#4 – Inflammation
Researchers also believe that stress-induced changes to the microbiome may, in turn, affect the brain and mood. For instance, a few studies suggest that defensive molecules your gut produces during infection (known as inflammatory cytokines) disrupt brain neurochemistry–and can make you more vulnerable to anxiety and depression (30, 31, 32). In line with this, experimental evidence links changes in the chemokine network to depressive behavior. And researchers of clinical studies have also indicated an association between neuroinflammation and depression (33).
What Can You Do To Improve Gut Health?
Chances are, you’re already wondering how you can improve your gut health. Well, there are indeed a few things you can do. Arguably most important of all: ensure you eat a diverse range of foods which will, in turn, lead to a diverse microbiota; this is because the more species of bacteria you have living in your gut, the greater the number of health benefits they may be able to contribute (34, 35, 36, 37, 38).
One cannot overstate the importance of regular physical exercise. In addition to its benefits for cardiovascular health, research also suggests that it may improve gut health (39). For instance, a 2014 study published in Gut found that athletes had a large variety of gut flora compared to nonathletes–hinting at the possibility that working out may increase gut microbiome diversity (40). Getting enough sleep (at least 7 hours of quality sleep nightly) is also crucial if you wish to improve your gut health. A 2014 animal study published in PLOS ONE indicated that irregular sleep habits and disturbed sleep could have adverse outcomes for the gut flora, which may increase the risk of inflammatory conditions (41).
And of course, when it comes to improving your gut health, one strategy that’s been consistently backed by science is this: probiotics.

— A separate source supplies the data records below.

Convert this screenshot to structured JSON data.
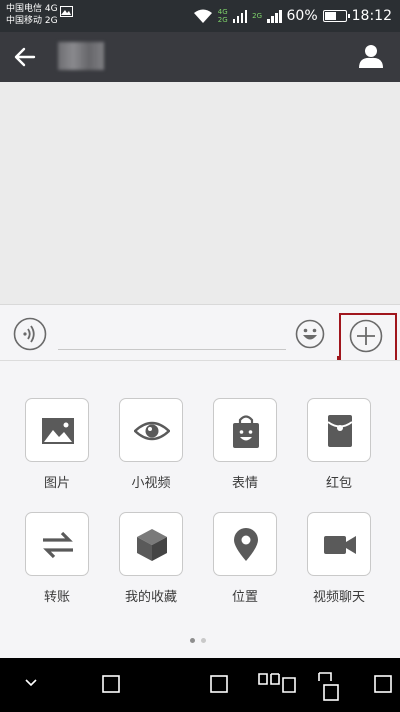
{
  "status_bar": {
    "carrier_1": "中国电信 4G",
    "carrier_2": "中国移动 2G",
    "network_top": "4G",
    "network_bottom": "2G",
    "network_sim2": "2G",
    "battery_percent": "60%",
    "time": "18:12",
    "battery_level": 0.6,
    "icons": [
      "image-icon",
      "wifi-icon",
      "signal-icon",
      "battery-icon"
    ]
  },
  "header": {
    "back_icon": "arrow-left-icon",
    "contact_name": "",
    "profile_icon": "user-icon"
  },
  "input_bar": {
    "voice_icon": "voice-icon",
    "emoji_icon": "smiley-icon",
    "more_icon": "plus-circle-icon",
    "highlight_color": "#a0161d"
  },
  "panel": {
    "items": [
      {
        "label": "图片",
        "icon": "image-icon"
      },
      {
        "label": "小视频",
        "icon": "eye-icon"
      },
      {
        "label": "表情",
        "icon": "sticker-bag-icon"
      },
      {
        "label": "红包",
        "icon": "red-packet-icon"
      },
      {
        "label": "转账",
        "icon": "transfer-icon"
      },
      {
        "label": "我的收藏",
        "icon": "cube-icon"
      },
      {
        "label": "位置",
        "icon": "location-pin-icon"
      },
      {
        "label": "视频聊天",
        "icon": "video-camera-icon"
      }
    ],
    "page_indicator": {
      "total": 2,
      "current": 1
    }
  },
  "nav_bar": {
    "icons": [
      "chevron-down-icon",
      "square-icon",
      "square-icon",
      "multi-window-icon",
      "split-screen-icon",
      "square-icon"
    ]
  },
  "colors": {
    "header_bg": "#393a3f",
    "chat_bg": "#ebebeb",
    "panel_bg": "#f5f5f7",
    "icon_gray": "#5a5a5a"
  }
}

A small 2016 study published in Nutrition found that when participants with major depression took a probiotic supplement for 8 weeks, most of them had lower scores on the Beck Depression Inventory, a common method of evaluating depression symptoms (42). A 2017 review also found that daily probiotic supplementation seemed to alleviate depression and anxiety symptoms (43).

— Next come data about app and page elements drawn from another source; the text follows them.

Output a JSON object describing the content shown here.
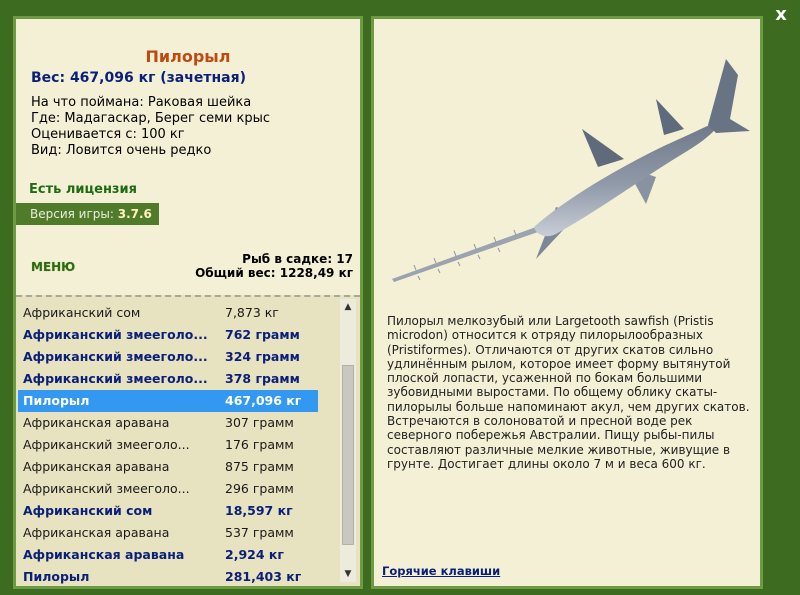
{
  "close_label": "x",
  "fish": {
    "name": "Пилорыл",
    "weight_line": "Вес: 467,096 кг (зачетная)",
    "caught_on": "На что поймана: Раковая шейка",
    "location": "Где: Мадагаскар, Берег семи крыс",
    "valued_from": "Оценивается с: 100 кг",
    "rarity": "Вид: Ловится очень редко",
    "description": "Пилорыл мелкозубый или Largetooth sawfish (Pristis microdon) относится к отряду пилорылообразных (Pristiformes). Отличаются от других скатов сильно удлинённым рылом, которое имеет форму вытянутой плоской лопасти, усаженной по бокам большими зубовидными выростами. По общему облику скаты-пилорылы больше напоминают акул, чем других скатов. Встречаются в солоноватой и пресной воде рек северного побережья Австралии. Пищу рыбы-пилы составляют различные мелкие животные, живущие в грунте. Достигает длины около 7 м и веса 600 кг."
  },
  "license": "Есть лицензия",
  "version_label": "Версия игры:",
  "version_number": "3.7.6",
  "menu_label": "МЕНЮ",
  "keep_count": "Рыб в садке: 17",
  "total_weight": "Общий вес: 1228,49 кг",
  "catch_list": [
    {
      "name": "Африканский сом",
      "weight": "7,873 кг",
      "style": "normal"
    },
    {
      "name": "Африканский змееголо...",
      "weight": "762 грамм",
      "style": "bold"
    },
    {
      "name": "Африканский змееголо...",
      "weight": "324 грамм",
      "style": "bold"
    },
    {
      "name": "Африканский змееголо...",
      "weight": "378 грамм",
      "style": "bold"
    },
    {
      "name": "Пилорыл",
      "weight": "467,096 кг",
      "style": "selected"
    },
    {
      "name": "Африканская аравана",
      "weight": "307 грамм",
      "style": "normal"
    },
    {
      "name": "Африканский змееголо...",
      "weight": "176 грамм",
      "style": "normal"
    },
    {
      "name": "Африканская аравана",
      "weight": "875 грамм",
      "style": "normal"
    },
    {
      "name": "Африканский змееголо...",
      "weight": "296 грамм",
      "style": "normal"
    },
    {
      "name": "Африканский сом",
      "weight": "18,597 кг",
      "style": "bold"
    },
    {
      "name": "Африканская аравана",
      "weight": "537 грамм",
      "style": "normal"
    },
    {
      "name": "Африканская аравана",
      "weight": "2,924 кг",
      "style": "bold"
    },
    {
      "name": "Пилорыл",
      "weight": "281,403 кг",
      "style": "bold"
    }
  ],
  "hotkeys_label": "Горячие клавиши",
  "icons": {
    "close": "close-icon",
    "scroll_up": "chevron-up-icon",
    "scroll_down": "chevron-down-icon"
  },
  "colors": {
    "background": "#3d6b1f",
    "panel": "#f4f0d6",
    "accent": "#bf4a11",
    "selection": "#3398f2",
    "link": "#0a1f7a"
  }
}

A Note On Supplementing With Probiotics
Searching for a suitable probiotics supplement? Look no further than Dr. Danielle’s Probiotics; it contains Bacillus spores specifically chosen for their natural, hardy outer shell that guards the spore against destructive factors like heat and stomach acid.
Oh, by the way: supplementing with probiotics isn’t going to cut it if your gut lining is unhealthy. That’s because it may become too porous–allowing toxins, bacteria, and partially digested food to reach the tissues below it (44, 45). This can, in turn, harm the ‘good’ bacteria in your gut (what a waste of probiotics!) To prevent that, supporting the health of your gut lining is crucial. And for that, there is nothing better than Dr. Danielle’s Gut Assist; its unique formula helps boost your gut lining’s ability to defend itself against the daily assaults from all kinds of stressors (e.g. toxins and pathogens).
Takeaway? You’ll have to boost your gut’s population of ‘good’ bacteria (through probiotics)–while making sure your gut lining is in the best shape possible (through Gut Assist). This two-pronged strategy will get you the best possible gut health in record-breaking time.